● INPUT FOR THIS TASK

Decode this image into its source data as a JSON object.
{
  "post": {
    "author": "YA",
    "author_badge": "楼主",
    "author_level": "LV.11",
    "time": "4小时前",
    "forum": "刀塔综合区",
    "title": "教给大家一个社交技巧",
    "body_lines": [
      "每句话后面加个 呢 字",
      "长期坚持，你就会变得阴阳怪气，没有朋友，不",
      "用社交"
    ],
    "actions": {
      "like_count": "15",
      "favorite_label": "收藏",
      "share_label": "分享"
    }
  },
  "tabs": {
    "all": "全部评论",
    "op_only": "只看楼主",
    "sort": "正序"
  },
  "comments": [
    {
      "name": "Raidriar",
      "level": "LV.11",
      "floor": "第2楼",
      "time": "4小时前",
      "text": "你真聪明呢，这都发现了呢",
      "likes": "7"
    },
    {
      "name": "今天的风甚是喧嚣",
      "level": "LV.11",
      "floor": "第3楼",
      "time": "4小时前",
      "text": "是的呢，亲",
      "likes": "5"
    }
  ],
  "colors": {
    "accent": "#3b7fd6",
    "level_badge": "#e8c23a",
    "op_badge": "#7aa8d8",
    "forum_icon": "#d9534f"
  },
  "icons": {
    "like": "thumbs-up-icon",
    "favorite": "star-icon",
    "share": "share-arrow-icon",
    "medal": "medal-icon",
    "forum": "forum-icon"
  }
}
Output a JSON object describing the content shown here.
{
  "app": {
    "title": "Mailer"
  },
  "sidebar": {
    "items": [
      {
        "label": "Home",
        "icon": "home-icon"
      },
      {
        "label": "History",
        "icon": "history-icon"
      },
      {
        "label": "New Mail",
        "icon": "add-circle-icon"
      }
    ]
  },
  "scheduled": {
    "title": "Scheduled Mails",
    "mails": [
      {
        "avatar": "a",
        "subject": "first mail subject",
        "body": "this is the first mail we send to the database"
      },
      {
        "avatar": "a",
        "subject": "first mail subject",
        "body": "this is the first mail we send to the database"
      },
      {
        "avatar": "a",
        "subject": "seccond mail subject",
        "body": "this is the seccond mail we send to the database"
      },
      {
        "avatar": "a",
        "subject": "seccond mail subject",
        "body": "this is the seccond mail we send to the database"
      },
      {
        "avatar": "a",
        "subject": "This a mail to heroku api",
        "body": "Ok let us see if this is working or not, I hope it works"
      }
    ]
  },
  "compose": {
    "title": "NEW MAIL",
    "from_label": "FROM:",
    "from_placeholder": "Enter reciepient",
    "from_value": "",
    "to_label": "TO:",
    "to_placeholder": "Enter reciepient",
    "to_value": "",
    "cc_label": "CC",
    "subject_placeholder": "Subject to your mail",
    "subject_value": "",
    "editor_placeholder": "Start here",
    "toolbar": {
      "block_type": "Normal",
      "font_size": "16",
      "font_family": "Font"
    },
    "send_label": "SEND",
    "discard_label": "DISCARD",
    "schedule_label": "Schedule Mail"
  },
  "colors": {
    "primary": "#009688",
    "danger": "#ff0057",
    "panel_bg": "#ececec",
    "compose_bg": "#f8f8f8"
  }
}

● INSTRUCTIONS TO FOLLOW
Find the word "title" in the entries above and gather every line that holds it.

● COMPLETED TASK
    "title": "教给大家一个社交技巧",
    "title": "Mailer"
    "title": "Scheduled Mails",
    "title": "NEW MAIL",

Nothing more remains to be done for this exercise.